Go through the entries and set each one down exactly.

==========

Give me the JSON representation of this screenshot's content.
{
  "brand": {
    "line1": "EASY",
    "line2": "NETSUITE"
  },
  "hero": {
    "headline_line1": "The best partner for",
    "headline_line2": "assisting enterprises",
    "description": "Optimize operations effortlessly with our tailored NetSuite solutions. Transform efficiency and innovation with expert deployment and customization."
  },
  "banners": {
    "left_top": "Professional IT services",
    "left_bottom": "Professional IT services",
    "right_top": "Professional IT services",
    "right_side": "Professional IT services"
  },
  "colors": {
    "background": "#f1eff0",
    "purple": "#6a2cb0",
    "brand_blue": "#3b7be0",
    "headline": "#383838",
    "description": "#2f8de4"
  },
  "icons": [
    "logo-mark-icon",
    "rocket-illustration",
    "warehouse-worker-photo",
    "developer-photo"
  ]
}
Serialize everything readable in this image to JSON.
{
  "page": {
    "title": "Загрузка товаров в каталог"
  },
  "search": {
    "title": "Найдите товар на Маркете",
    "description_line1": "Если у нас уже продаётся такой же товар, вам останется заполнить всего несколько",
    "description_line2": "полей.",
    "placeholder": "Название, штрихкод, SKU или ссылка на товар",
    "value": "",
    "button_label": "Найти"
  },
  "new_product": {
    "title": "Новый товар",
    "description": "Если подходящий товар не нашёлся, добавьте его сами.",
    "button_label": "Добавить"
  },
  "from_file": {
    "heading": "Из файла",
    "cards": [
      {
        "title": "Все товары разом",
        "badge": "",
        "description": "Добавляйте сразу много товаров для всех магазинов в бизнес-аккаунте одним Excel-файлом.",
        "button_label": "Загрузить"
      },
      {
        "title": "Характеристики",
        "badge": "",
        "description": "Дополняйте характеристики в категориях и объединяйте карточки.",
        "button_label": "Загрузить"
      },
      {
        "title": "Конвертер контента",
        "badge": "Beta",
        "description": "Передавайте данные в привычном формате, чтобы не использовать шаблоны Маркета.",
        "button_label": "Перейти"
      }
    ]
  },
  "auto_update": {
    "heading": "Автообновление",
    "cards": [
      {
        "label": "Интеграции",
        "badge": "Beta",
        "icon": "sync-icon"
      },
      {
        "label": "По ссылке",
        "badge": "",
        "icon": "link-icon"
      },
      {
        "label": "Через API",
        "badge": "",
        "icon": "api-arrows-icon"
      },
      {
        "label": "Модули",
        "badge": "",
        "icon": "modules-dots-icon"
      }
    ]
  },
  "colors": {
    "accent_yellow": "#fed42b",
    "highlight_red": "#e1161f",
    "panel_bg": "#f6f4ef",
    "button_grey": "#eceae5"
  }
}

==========

Result of this task:
Give me the JSON representation of this screenshot's content.
{
  "brand": {
    "line1": "EASY",
    "line2": "NETSUITE"
  },
  "hero": {
    "headline_line1": "The best partner for",
    "headline_line2": "assisting enterprises",
    "description": "Optimize operations effortlessly with our tailored NetSuite solutions. Transform efficiency and innovation with expert deployment and customization."
  },
  "banners": {
    "left_top": "Professional IT services",
    "left_bottom": "Professional IT services",
    "right_top": "Professional IT services",
    "right_side": "Professional IT services"
  },
  "colors": {
    "background": "#f1eff0",
    "purple": "#6a2cb0",
    "brand_blue": "#3b7be0",
    "headline": "#383838",
    "description": "#2f8de4"
  },
  "icons": [
    "logo-mark-icon",
    "rocket-illustration",
    "warehouse-worker-photo",
    "developer-photo"
  ]
}
Serialize everything readable in this image to JSON.
{
  "page": {
    "title": "Загрузка товаров в каталог"
  },
  "search": {
    "title": "Найдите товар на Маркете",
    "description_line1": "Если у нас уже продаётся такой же товар, вам останется заполнить всего несколько",
    "description_line2": "полей.",
    "placeholder": "Название, штрихкод, SKU или ссылка на товар",
    "value": "",
    "button_label": "Найти"
  },
  "new_product": {
    "title": "Новый товар",
    "description": "Если подходящий товар не нашёлся, добавьте его сами.",
    "button_label": "Добавить"
  },
  "from_file": {
    "heading": "Из файла",
    "cards": [
      {
        "title": "Все товары разом",
        "badge": "",
        "description": "Добавляйте сразу много товаров для всех магазинов в бизнес-аккаунте одним Excel-файлом.",
        "button_label": "Загрузить"
      },
      {
        "title": "Характеристики",
        "badge": "",
        "description": "Дополняйте характеристики в категориях и объединяйте карточки.",
        "button_label": "Загрузить"
      },
      {
        "title": "Конвертер контента",
        "badge": "Beta",
        "description": "Передавайте данные в привычном формате, чтобы не использовать шаблоны Маркета.",
        "button_label": "Перейти"
      }
    ]
  },
  "auto_update": {
    "heading": "Автообновление",
    "cards": [
      {
        "label": "Интеграции",
        "badge": "Beta",
        "icon": "sync-icon"
      },
      {
        "label": "По ссылке",
        "badge": "",
        "icon": "link-icon"
      },
      {
        "label": "Через API",
        "badge": "",
        "icon": "api-arrows-icon"
      },
      {
        "label": "Модули",
        "badge": "",
        "icon": "modules-dots-icon"
      }
    ]
  },
  "colors": {
    "accent_yellow": "#fed42b",
    "highlight_red": "#e1161f",
    "panel_bg": "#f6f4ef",
    "button_grey": "#eceae5"
  }
}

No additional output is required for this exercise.